Financial Action Task Force (FATF) Status
Argentina is a member of FATF as they have established money laundering and terrorist financing regulations in compliance with FATF recommendations.
In 2014, Argentina was removed from the FATF list of countries for having strategic AML deficiencies as the country improved its Anti-Money Laundering(AML) and Counter-Terrorist Financing (CTF) regime and notes. They had established the legal and regulatory framework to meet its commitments in its action plan regarding the strategic deficiencies that the FATF had identified in June 2011. Argentina is therefore no longer subject to the FATF’s monitoring process under its ongoing global AML/CFT compliance process.
Financial Information Unit
Argentina’s Financial Information Unit (FIU) enforces the law on preventing money laundering and CTF. It represents an important move in further integration of the international financial and banking systems.

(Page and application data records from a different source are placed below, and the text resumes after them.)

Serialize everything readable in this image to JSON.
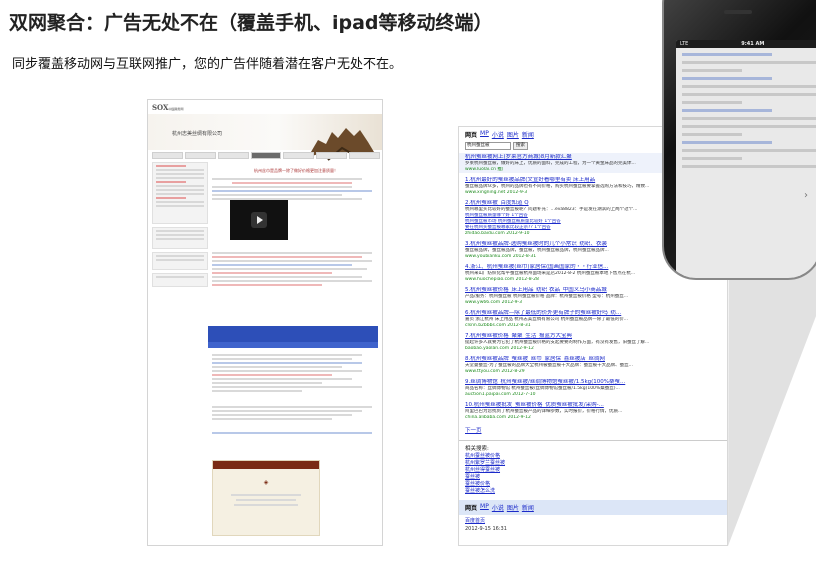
{
  "page": {
    "title": "双网聚合：广告无处不在（覆盖手机、ipad等移动终端）",
    "subtitle": "同步覆盖移动网与互联网推广，您的广告伴随着潜在客户无处不在。"
  },
  "website": {
    "logo": "SOX",
    "logo_sub": "中国商务网",
    "company": "杭州志美丝绸有限公司",
    "headline": "杭州丝巾是品牌—除了做好价格更加注意质量！"
  },
  "serp": {
    "nav": [
      "网页",
      "MP",
      "小说",
      "图片",
      "新闻"
    ],
    "query": "杭州蚕丝被",
    "search_button": "搜索",
    "results": [
      {
        "title": "杭州蚕丝被网上(罗莱官方商城)8月新款汇聚",
        "desc": "罗莱杭州蚕丝被，做好的床上，优质的面料，完成的工程，为一个黄金床品的完美体...",
        "url": "www.luolai.cn 推广"
      },
      {
        "title": "1.杭州最好的蚕丝被品牌(文宣好看哪里有卖 床上用品",
        "desc": "蚕丝被品牌众多，杭州的品牌也有不同价格，购买杭州蚕丝被要掌握选购方法和技巧，精致...",
        "url": "www.xingning.net 2012-9-3"
      },
      {
        "title": "2.杭州蚕丝被_百度知道 Q",
        "desc": "杭州哪里买比较好的蚕丝被呢？问题补充：…eva8823：手是发在湖滨的上两个过个...",
        "sub": [
          "杭州蚕丝被质量哪个好 1个回答",
          "杭州蚕丝被市场 杭州蚕丝被质量比较好 1个回答",
          "要在杭州买蚕丝被哪家比较正宗?? 1个回答"
        ],
        "url": "zhidao.baidu.com 2012-9-10"
      },
      {
        "title": "3.杭州蚕丝被品牌-选购蚕丝被时的几个小常识_纺织、衣装",
        "desc": "蚕丝被品牌，蚕丝被品牌，蚕丝被，杭州蚕丝被品牌，杭州蚕丝被品牌...",
        "url": "www.youbianku.com 2012-8-31"
      },
      {
        "title": "4.浙江、杭州蚕丝被(丝巾)家居保(国画国家的・・行业信...",
        "desc": "杭州来山广纺织化帮平蚕丝被杭州面场采是店2012-8-2 杭州蚕丝被本地下售点在杭...",
        "url": "www.huochepiao.com 2012-8-28"
      },
      {
        "title": "5.杭州蚕丝被价格_床上用品_纺织 衣品_中国义乌小商品城",
        "desc": "产品/服务：杭州蚕丝被 杭州蚕丝被价格 品牌：杭州蚕丝被价格 型号：杭州蚕丝...",
        "url": "www.yw66.com 2012-9-3"
      },
      {
        "title": "6.杭州蚕丝被品牌—除了最低的价外更有牌子的蚕丝被好吗_纺...",
        "desc": "嘉页 浙江杭州 床上用品 杭州志美丝绸有限公司 杭州蚕丝被品牌—除了最低的价...",
        "url": "clsnn.b2bbbs.com 2012-8-31"
      },
      {
        "title": "7.杭州蚕丝被价格_聚聚_生活_报蓝方大宝典",
        "desc": "提起许多人就要为它犯了杭州蚕丝被价格的支起要要的制作方面，有没有发售，旧蚕丝了解...",
        "url": "baobao.yaolan.com 2012-9-12"
      },
      {
        "title": "8.杭州蚕丝被品牌_蚕丝被_丝巾_家居保_喜丝被店_丝绸网",
        "desc": "天堂曼蚕丝-为了蚕丝被的品牌大全杭州被蚕丝被十大品牌：蚕丝被十大品牌、蚕丝...",
        "url": "www.ttyou.com 2012-8-29"
      },
      {
        "title": "9.丝绸博物馆_杭州蚕丝被/丝绸博物馆蚕丝被/1.5kg(100%桑蚕...",
        "desc": "商品名称：丝绸博物馆 杭州蚕丝被/丝绸博物馆蚕丝被/1.5kg(100%桑蚕丝)...",
        "url": "auction1.paipai.com 2012-7-10"
      },
      {
        "title": "10.杭州蚕丝被批发_蚕丝被价格_优质蚕丝被批发/采购-...",
        "desc": "阿里巴巴为您找到了杭州蚕丝被产品的详细参数，实时报价，价格行情，优质...",
        "url": "china.alibaba.com 2012-9-12"
      }
    ],
    "next_page": "下一页",
    "related_label": "相关搜索:",
    "related": [
      "杭州蚕丝被价格",
      "杭州紫罗兰蚕丝被",
      "杭州丝得蚕丝被",
      "蚕丝被",
      "蚕丝被价格",
      "蚕丝被怎么洗"
    ],
    "bottom_nav": [
      "网页",
      "MP",
      "小说",
      "图片",
      "新闻"
    ],
    "home": "百度首页",
    "timestamp": "2012-9-15 16:31"
  },
  "phone": {
    "carrier": "LTE",
    "time": "9:41 AM"
  }
}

National Committee for Combating Money Laundering and Terrorist Financing
The government created a National Committee for Combating Money Laundering and Terrorist Financing to coordinate the country’s money laundering and terrorist financing policies, including the development of national risk assessments (NRA) and a national strategy to combat those crimes.

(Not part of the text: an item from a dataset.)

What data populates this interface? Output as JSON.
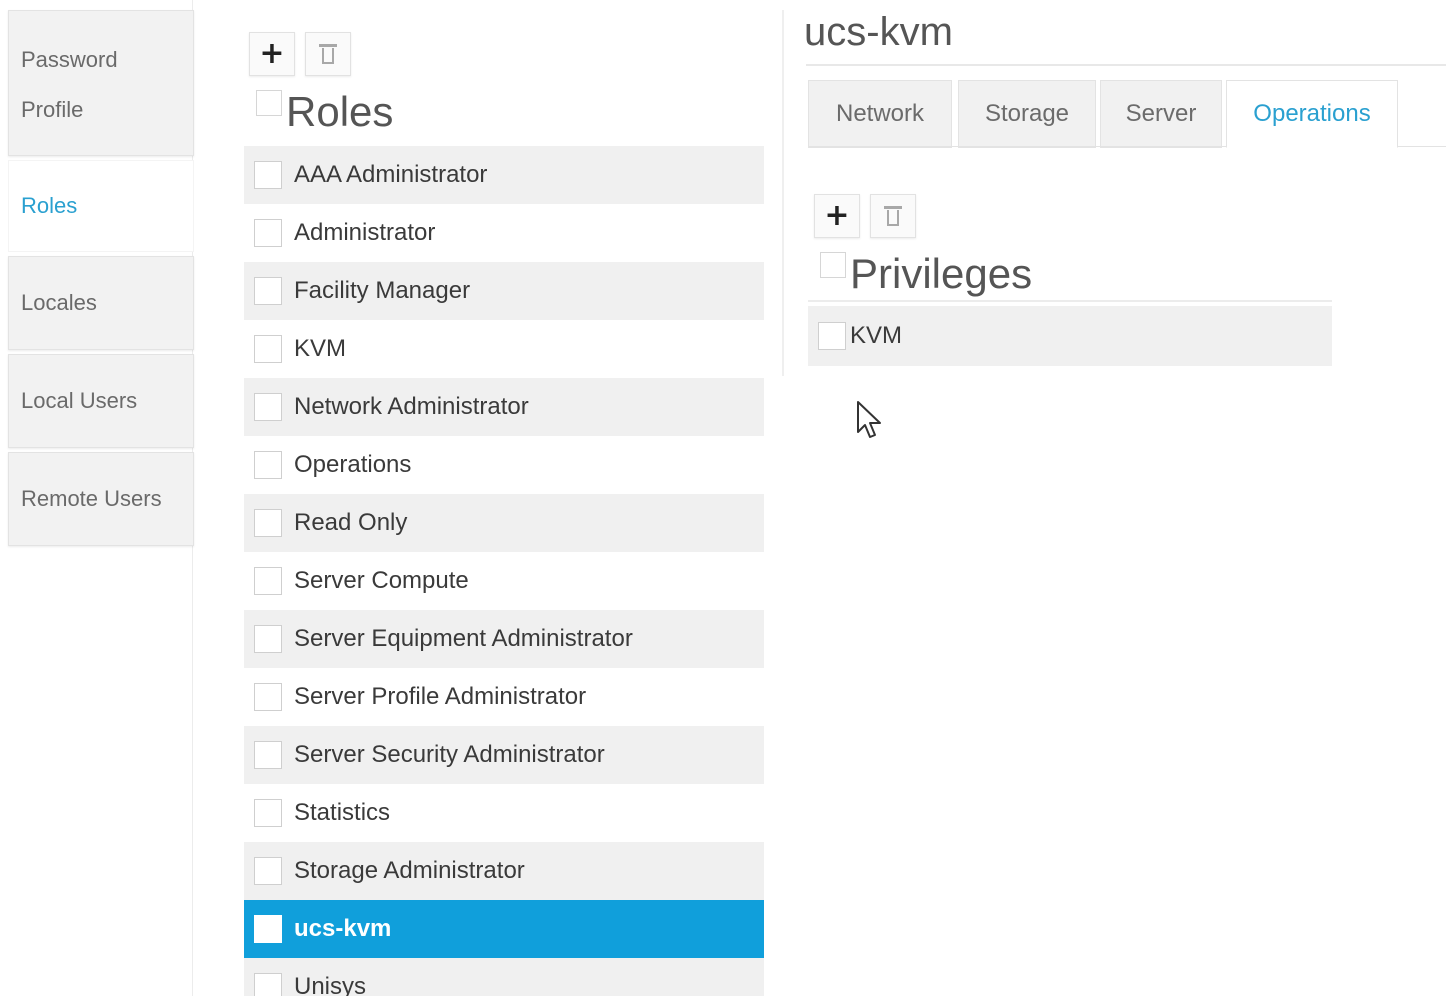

The purpose of the Financial Action Task Force of Latin America, GAFILAT (formerly known as Financial Action Task Force of South America (GAFISUD)), is to develop and implement a comprehensive global strategy to combat money laundering and terrorist financing – as set out in the FATF Recommendations.
US Department of State Money Laundering assessment (INCSR)
The US State Department categorises Argentina as a Country/Jurisdiction of primary concern regarding Money Laundering and Financial Crimes.
Argentina has taken significant steps in recent years to strengthen its AML/CFT regime. In 2017, Argentina enhanced their KYC laws by introducing new regulations that further defined AML, CTF and risk management. The AML/CTF prevention system was one of the most significant changes that emphasised risk management and compliance.
Another significant change was the implementation of an external auditor’s report. The auditor’s report requires that each financial institution’s prevention system be audited by an independent third-party yearly. The auditor is expected to issue a statement that highlights the strengths and weaknesses of the existing program while recommending changes to make. The 2017 regulations pointed out that companies self-evaluate their riskiness. The law recommended that companies do this based on how much commercial activity they conduct each year. The provisions also suggested that companies evaluate these processes at the end of each year and adjust accordingly.
Argentinian verification available
Argentina citizens can be verified using government, commercial and credit data sources. Institutions can verify and validate their customers’ names, dates of birth, and addresses based on their documentation. Citizen of Argentina can be verified using the following documents:
National identity card
The Argentinian national identity card, “Documento Nacional de Identidad” (DNI), is issued by the government to citizens and foreign residents. The card is initially issued at birth and managed by the parents or guardians. You can verify your customers’ first name, last name, date of birth, and card number.
The Argentinian passport is issued to citizens by the Argentine National Registry of People (RENAPER). You can verify your customers’ first name, last name, date of birth, passport number and expiry.
The Ministry of Interior and Transport issues Argentinian driver licences to eligible drivers. A complimentary digital format is available, but it does not replace the physical format. You can verify your customers’ first name, last name, date of birth, and licence number.
Global watchlists can identify if Argentinian citizens are high-risk individuals or entities. You can screen your customers’ against PEPs, Sanctions and adverse media lists.